======== AVAILABLE DATA

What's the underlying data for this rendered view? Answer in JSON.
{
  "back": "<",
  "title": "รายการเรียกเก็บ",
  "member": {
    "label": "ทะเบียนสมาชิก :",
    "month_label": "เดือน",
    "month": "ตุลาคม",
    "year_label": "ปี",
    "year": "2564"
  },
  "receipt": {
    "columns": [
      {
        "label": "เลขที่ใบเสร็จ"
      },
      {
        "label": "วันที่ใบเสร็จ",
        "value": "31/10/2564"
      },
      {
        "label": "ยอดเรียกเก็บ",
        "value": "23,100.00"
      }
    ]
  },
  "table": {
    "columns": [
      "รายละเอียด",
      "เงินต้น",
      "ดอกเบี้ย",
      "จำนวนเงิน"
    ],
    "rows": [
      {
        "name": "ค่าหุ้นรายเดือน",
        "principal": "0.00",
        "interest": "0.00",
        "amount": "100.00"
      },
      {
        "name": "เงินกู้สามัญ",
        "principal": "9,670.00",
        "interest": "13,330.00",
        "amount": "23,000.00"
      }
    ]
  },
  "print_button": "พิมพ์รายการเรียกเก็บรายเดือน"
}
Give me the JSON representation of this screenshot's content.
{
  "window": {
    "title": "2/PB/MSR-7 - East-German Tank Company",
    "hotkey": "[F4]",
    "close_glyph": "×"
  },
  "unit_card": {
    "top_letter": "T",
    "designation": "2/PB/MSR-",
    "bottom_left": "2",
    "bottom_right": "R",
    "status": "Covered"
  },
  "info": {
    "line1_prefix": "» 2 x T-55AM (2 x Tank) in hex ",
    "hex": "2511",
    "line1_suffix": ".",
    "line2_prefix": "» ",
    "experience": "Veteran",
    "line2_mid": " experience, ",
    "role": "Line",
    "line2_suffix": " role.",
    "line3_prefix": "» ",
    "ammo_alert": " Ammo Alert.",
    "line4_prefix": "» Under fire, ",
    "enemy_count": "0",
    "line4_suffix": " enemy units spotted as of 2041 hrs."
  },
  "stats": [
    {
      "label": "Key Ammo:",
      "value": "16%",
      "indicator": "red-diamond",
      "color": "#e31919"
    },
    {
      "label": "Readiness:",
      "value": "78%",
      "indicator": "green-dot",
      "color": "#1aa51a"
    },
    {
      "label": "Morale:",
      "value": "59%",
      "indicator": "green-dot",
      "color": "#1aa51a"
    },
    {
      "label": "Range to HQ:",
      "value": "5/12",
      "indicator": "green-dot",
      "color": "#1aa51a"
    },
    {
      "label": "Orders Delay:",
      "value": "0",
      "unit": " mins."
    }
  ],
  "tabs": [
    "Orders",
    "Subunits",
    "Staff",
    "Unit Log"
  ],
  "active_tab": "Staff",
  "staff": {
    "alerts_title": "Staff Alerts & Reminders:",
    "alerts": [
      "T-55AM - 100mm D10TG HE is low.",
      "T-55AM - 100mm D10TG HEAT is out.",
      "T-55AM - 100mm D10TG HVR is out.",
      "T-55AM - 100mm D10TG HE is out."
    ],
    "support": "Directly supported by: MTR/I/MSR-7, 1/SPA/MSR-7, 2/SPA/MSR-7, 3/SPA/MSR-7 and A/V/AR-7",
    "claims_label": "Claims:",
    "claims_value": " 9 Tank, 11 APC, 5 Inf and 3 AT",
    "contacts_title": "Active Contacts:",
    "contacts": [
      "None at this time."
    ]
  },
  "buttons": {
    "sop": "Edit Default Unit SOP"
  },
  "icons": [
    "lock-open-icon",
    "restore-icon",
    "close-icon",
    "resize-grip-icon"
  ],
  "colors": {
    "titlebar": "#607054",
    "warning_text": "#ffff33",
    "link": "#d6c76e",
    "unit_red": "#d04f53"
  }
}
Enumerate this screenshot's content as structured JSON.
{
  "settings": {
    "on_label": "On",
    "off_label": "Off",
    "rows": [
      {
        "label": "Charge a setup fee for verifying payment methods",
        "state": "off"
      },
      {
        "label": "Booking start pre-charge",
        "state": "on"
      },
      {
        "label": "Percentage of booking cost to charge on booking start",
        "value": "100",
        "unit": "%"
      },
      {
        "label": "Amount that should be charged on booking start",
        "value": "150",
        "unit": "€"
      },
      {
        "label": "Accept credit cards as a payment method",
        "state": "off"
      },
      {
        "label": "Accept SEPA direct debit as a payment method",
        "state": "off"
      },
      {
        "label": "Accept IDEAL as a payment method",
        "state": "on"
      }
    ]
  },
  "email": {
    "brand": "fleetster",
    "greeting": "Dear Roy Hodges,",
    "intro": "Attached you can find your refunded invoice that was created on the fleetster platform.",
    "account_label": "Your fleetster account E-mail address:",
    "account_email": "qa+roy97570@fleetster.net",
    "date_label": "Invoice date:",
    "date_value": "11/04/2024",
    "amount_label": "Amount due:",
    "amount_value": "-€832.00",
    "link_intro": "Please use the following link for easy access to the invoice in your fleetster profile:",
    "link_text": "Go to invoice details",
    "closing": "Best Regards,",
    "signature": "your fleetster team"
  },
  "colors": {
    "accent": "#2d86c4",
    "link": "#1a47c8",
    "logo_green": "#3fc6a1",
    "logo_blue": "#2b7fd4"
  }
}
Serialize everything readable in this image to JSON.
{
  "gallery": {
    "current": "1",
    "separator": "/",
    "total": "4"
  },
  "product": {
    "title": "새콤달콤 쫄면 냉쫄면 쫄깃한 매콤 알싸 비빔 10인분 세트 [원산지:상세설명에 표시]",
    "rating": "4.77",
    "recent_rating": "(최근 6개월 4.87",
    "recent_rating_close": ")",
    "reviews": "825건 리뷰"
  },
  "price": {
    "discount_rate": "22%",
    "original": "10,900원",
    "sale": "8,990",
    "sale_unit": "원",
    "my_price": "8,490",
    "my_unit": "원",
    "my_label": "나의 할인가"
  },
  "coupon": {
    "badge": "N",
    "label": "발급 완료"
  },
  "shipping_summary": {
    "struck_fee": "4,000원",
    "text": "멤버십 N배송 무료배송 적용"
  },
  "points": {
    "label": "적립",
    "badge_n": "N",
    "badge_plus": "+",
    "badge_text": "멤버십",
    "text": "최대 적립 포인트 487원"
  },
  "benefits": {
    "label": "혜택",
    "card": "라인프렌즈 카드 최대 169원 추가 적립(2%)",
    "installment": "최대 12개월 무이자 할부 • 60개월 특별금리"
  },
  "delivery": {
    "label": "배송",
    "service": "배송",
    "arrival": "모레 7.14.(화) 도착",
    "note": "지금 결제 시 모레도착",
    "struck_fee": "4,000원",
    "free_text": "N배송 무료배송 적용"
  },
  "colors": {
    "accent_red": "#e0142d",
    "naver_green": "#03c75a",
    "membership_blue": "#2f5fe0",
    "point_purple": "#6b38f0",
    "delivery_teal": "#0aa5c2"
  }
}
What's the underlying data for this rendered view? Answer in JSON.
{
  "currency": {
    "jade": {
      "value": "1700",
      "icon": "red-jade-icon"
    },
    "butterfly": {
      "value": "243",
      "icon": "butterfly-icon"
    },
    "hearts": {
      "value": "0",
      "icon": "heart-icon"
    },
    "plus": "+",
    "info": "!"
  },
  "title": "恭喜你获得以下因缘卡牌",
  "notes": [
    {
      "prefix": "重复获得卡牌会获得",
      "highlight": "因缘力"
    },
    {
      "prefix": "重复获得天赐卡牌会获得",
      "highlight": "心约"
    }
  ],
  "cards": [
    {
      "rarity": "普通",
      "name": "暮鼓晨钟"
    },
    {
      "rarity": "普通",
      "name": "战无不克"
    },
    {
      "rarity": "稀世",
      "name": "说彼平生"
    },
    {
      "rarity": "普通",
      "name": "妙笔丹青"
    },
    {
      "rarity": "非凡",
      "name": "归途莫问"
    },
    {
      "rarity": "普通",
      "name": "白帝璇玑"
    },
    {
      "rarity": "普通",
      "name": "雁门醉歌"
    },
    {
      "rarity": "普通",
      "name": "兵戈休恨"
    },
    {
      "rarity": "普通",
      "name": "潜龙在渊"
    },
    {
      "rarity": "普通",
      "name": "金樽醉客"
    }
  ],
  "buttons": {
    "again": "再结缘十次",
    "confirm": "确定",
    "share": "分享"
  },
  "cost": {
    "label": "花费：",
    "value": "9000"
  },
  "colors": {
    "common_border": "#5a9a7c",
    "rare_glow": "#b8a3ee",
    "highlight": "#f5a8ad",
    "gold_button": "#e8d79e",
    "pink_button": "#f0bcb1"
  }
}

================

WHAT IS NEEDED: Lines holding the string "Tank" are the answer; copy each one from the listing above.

RESPONSE TO THE EXERCISE:
    "title": "2/PB/MSR-7 - East-German Tank Company",
    "line1_prefix": "» 2 x T-55AM (2 x Tank) in hex ",
    "claims_value": " 9 Tank, 11 APC, 5 Inf and 3 AT",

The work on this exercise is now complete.